Once the season is finalized, the work on individual productions begins. While Septime Webre—the current artistic director for the Hong Kong Ballet and former artistic director of the Washington Ballet—actually choreographed Alice (in Wonderland) when it premiered in 2012, Mills is responsible for making sure thousands of moving parts are synchronized for Oklahoma City’s shows.
The Red Queen terrorizes her deck of cards. Photo by Jana Carson
“It’s more than just the steps the dancers are doing,” Mills says. “With Alice, Septime worked with scenic designer James Kronzer, costume designer Liz Vandal—who designs costumes for Cirque du Solei—puppet designer Eric Van Wyk, composer Matthew Pierce . . . So it utilized a lot of people’s creative talents, which requires a lot of meetings.”
Even with a production like Alice, which the Oklahoma City Ballet performed once before in 2018, the last six weeks or so leading up to the premiere are a mad dash to the finish line. Since Mills didn’t choreograph the piece, one of Webre’s representatives must fly in to teach the dancers their steps. For this particular show, that wasn’t until September 19—a mere five weeks before the October 22 curtain call. Rehearsals with individuals and small groups begin in earnest. Costumes arrive shortly thereafter, so balancing fittings around rehearsals can be fairly tricky. And sometimes, the stage crew only has a few days to put together the elaborate sets and props that it takes to transform a plain wooden platform into multiple regions of a magical kingdom.

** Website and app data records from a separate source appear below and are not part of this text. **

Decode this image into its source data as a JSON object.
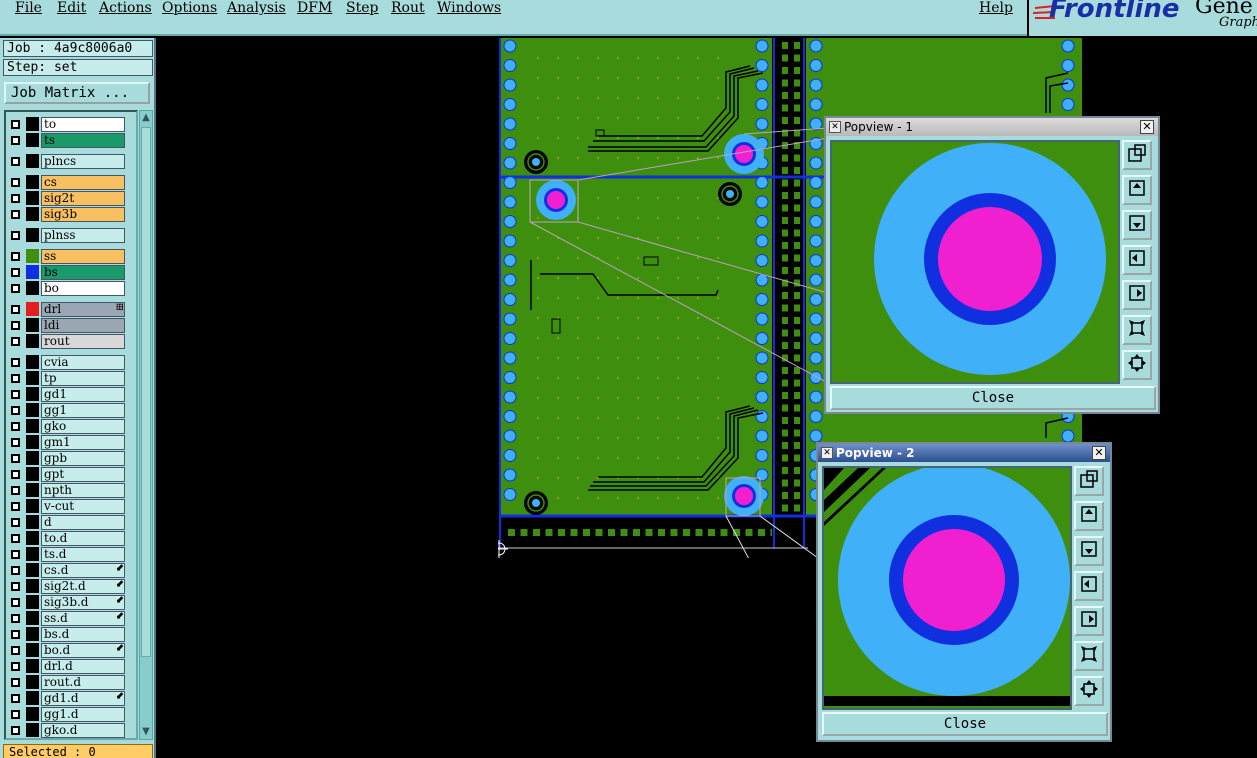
{
  "menubar": {
    "items": [
      "File",
      "Edit",
      "Actions",
      "Options",
      "Analysis",
      "DFM",
      "Step",
      "Rout",
      "Windows"
    ],
    "help": "Help"
  },
  "logo": {
    "brand": "Frontline",
    "product": "Gene",
    "tagline": "Graph"
  },
  "sidebar": {
    "job": "Job : 4a9c8006a0",
    "step": "Step: set",
    "job_matrix_button": "Job Matrix ...",
    "selected": "Selected : 0",
    "layers": [
      {
        "name": "to",
        "bg": "#ffffff",
        "swatch": "#000000",
        "mark": ""
      },
      {
        "name": "ts",
        "bg": "#1a9a6a",
        "swatch": "#000000",
        "mark": ""
      },
      {
        "name": "plncs",
        "bg": "#c6ecec",
        "swatch": "#000000",
        "mark": ""
      },
      {
        "name": "cs",
        "bg": "#f8c060",
        "swatch": "#000000",
        "mark": ""
      },
      {
        "name": "sig2t",
        "bg": "#f8c060",
        "swatch": "#000000",
        "mark": ""
      },
      {
        "name": "sig3b",
        "bg": "#f8c060",
        "swatch": "#000000",
        "mark": ""
      },
      {
        "name": "plnss",
        "bg": "#c6ecec",
        "swatch": "#000000",
        "mark": ""
      },
      {
        "name": "ss",
        "bg": "#f8c060",
        "swatch": "#3d8f0d",
        "mark": ""
      },
      {
        "name": "bs",
        "bg": "#1a9a6a",
        "swatch": "#1030e0",
        "mark": ""
      },
      {
        "name": "bo",
        "bg": "#ffffff",
        "swatch": "#000000",
        "mark": ""
      },
      {
        "name": "drl",
        "bg": "#9aa6b4",
        "swatch": "#e02020",
        "mark": "⊞"
      },
      {
        "name": "ldi",
        "bg": "#9aa6b4",
        "swatch": "#000000",
        "mark": ""
      },
      {
        "name": "rout",
        "bg": "#d8d8d8",
        "swatch": "#000000",
        "mark": ""
      },
      {
        "name": "cvia",
        "bg": "#c6ecec",
        "swatch": "#000000",
        "mark": ""
      },
      {
        "name": "tp",
        "bg": "#c6ecec",
        "swatch": "#000000",
        "mark": ""
      },
      {
        "name": "gd1",
        "bg": "#c6ecec",
        "swatch": "#000000",
        "mark": ""
      },
      {
        "name": "gg1",
        "bg": "#c6ecec",
        "swatch": "#000000",
        "mark": ""
      },
      {
        "name": "gko",
        "bg": "#c6ecec",
        "swatch": "#000000",
        "mark": ""
      },
      {
        "name": "gm1",
        "bg": "#c6ecec",
        "swatch": "#000000",
        "mark": ""
      },
      {
        "name": "gpb",
        "bg": "#c6ecec",
        "swatch": "#000000",
        "mark": ""
      },
      {
        "name": "gpt",
        "bg": "#c6ecec",
        "swatch": "#000000",
        "mark": ""
      },
      {
        "name": "npth",
        "bg": "#c6ecec",
        "swatch": "#000000",
        "mark": ""
      },
      {
        "name": "v-cut",
        "bg": "#c6ecec",
        "swatch": "#000000",
        "mark": ""
      },
      {
        "name": "d",
        "bg": "#c6ecec",
        "swatch": "#000000",
        "mark": ""
      },
      {
        "name": "to.d",
        "bg": "#c6ecec",
        "swatch": "#000000",
        "mark": ""
      },
      {
        "name": "ts.d",
        "bg": "#c6ecec",
        "swatch": "#000000",
        "mark": ""
      },
      {
        "name": "cs.d",
        "bg": "#c6ecec",
        "swatch": "#000000",
        "mark": "⬋"
      },
      {
        "name": "sig2t.d",
        "bg": "#c6ecec",
        "swatch": "#000000",
        "mark": "⬋"
      },
      {
        "name": "sig3b.d",
        "bg": "#c6ecec",
        "swatch": "#000000",
        "mark": "⬋"
      },
      {
        "name": "ss.d",
        "bg": "#c6ecec",
        "swatch": "#000000",
        "mark": "⬋"
      },
      {
        "name": "bs.d",
        "bg": "#c6ecec",
        "swatch": "#000000",
        "mark": ""
      },
      {
        "name": "bo.d",
        "bg": "#c6ecec",
        "swatch": "#000000",
        "mark": "⬋"
      },
      {
        "name": "drl.d",
        "bg": "#c6ecec",
        "swatch": "#000000",
        "mark": ""
      },
      {
        "name": "rout.d",
        "bg": "#c6ecec",
        "swatch": "#000000",
        "mark": ""
      },
      {
        "name": "gd1.d",
        "bg": "#c6ecec",
        "swatch": "#000000",
        "mark": "⬋"
      },
      {
        "name": "gg1.d",
        "bg": "#c6ecec",
        "swatch": "#000000",
        "mark": ""
      },
      {
        "name": "gko.d",
        "bg": "#c6ecec",
        "swatch": "#000000",
        "mark": ""
      }
    ]
  },
  "popview1": {
    "title": "Popview - 1",
    "close_label": "Close"
  },
  "popview2": {
    "title": "Popview - 2",
    "close_label": "Close"
  },
  "popview_tools": [
    "zoom-fit-icon",
    "pan-up-icon",
    "pan-down-icon",
    "pan-left-icon",
    "pan-right-icon",
    "zoom-out-icon",
    "zoom-in-icon"
  ],
  "colors": {
    "panel": "#a8dcdc",
    "board_green": "#3d8f0d",
    "pad_light_blue": "#40b0f8",
    "pad_blue": "#1030e0",
    "pad_magenta": "#f020d0"
  }
}
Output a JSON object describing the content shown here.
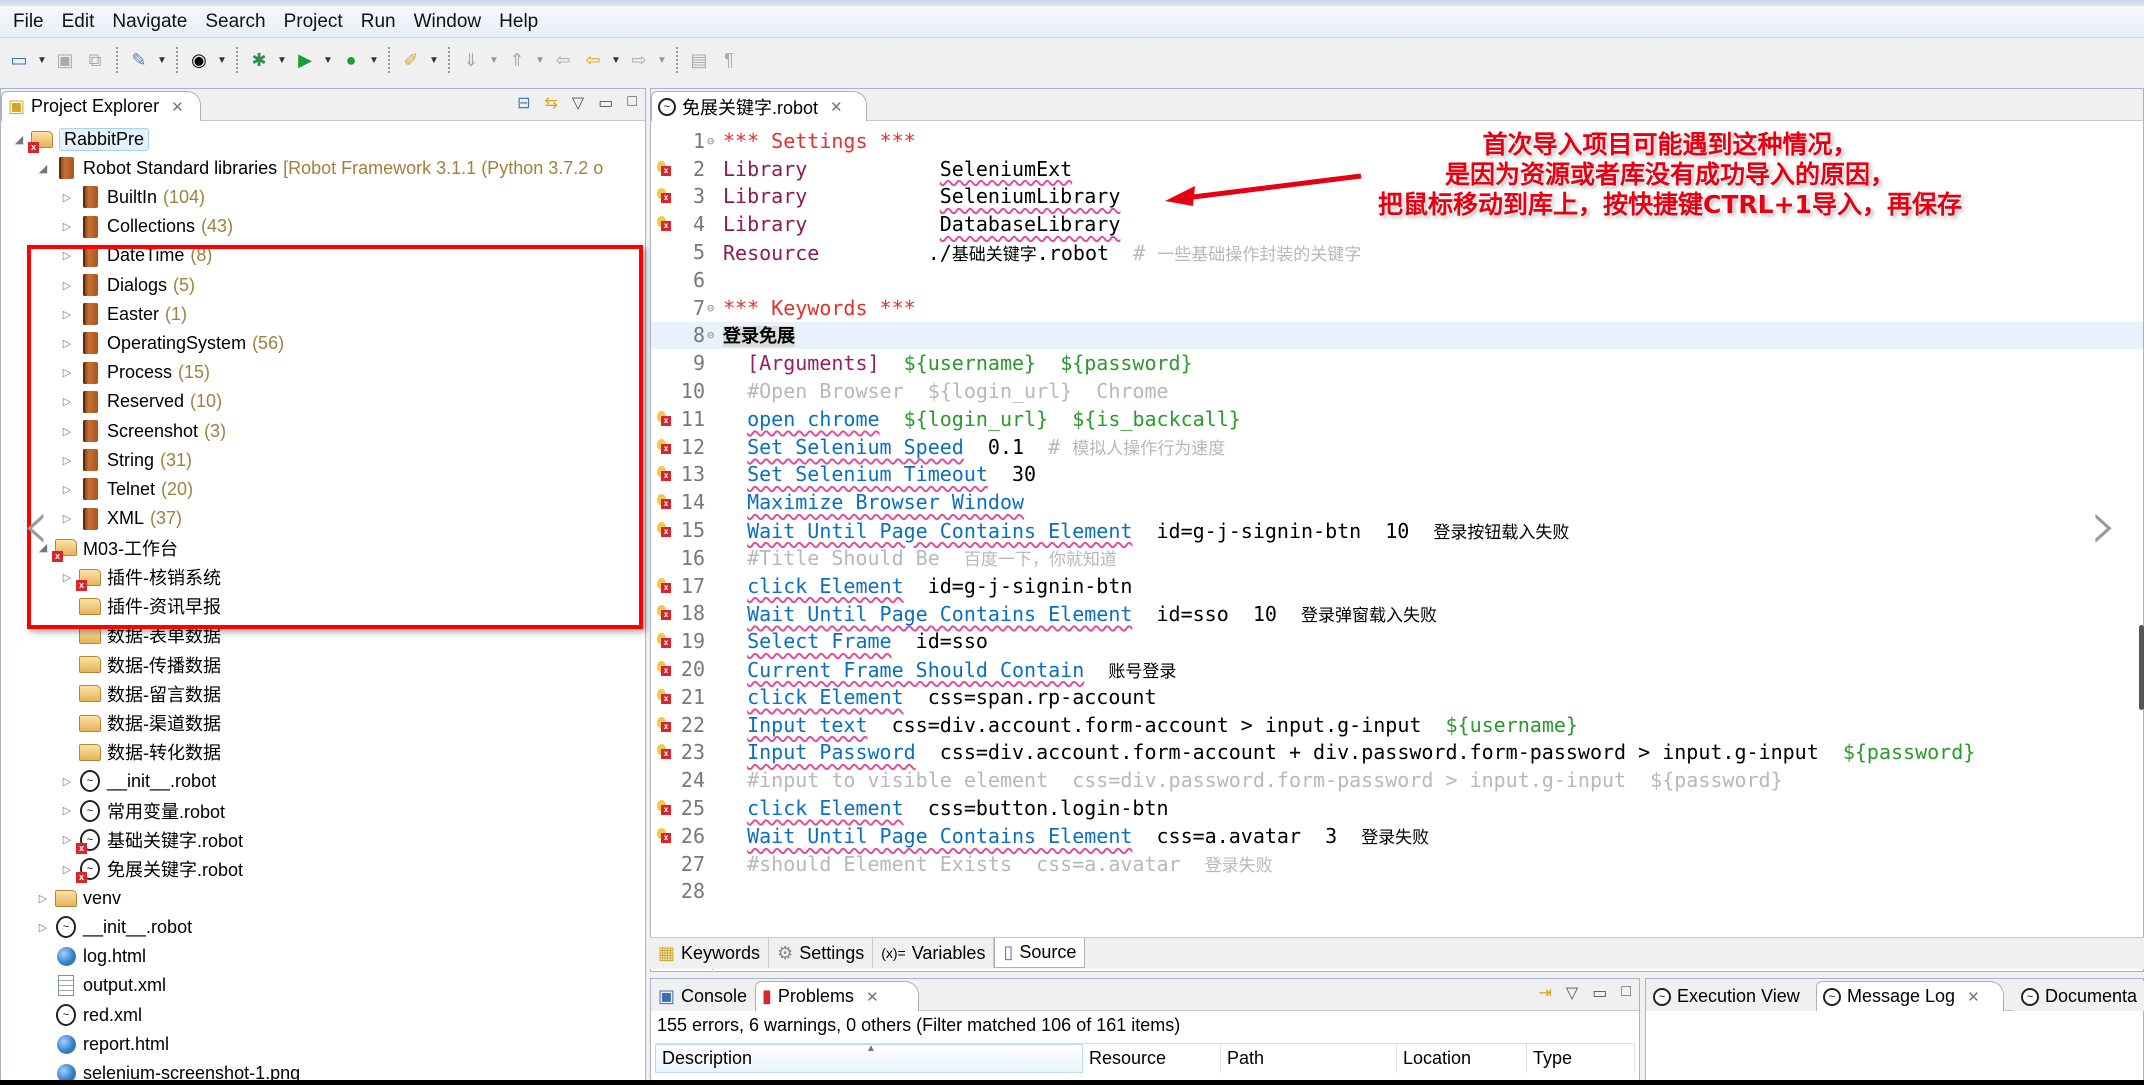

A flock of young flamingoes files across the Civic Center stage. Photo by Jana Carson
“When people arrive at the Civic Center as patrons of the ballet, they have no idea how fast a production has been turned around and put on stage,” Mills says. “Sometimes, we invite press and donors to dress rehearsal on Thursday, and we’ve not done anything in regard to loading the production on the stage until that Monday. The dancers don’t even begin rehearsal on the stage until Tuesday. And then you have multiple casts . . . Tuesday and Wednesday are all they get before they appear before an audience.”
The velvet curtain rises, revealing a full house of patrons ready to see a world-class show. Dancers have only performed the ballet from beginning to end on this hallowed stage a few times. The pressure to be perfect is intense, but these professionals have to rise above their anxiety and perform as if they feel no fear. But how?
Check back next week for Act II: The Flowers Come to Life.
Ready to get tickets for Alice (in Wonderland)? Click here.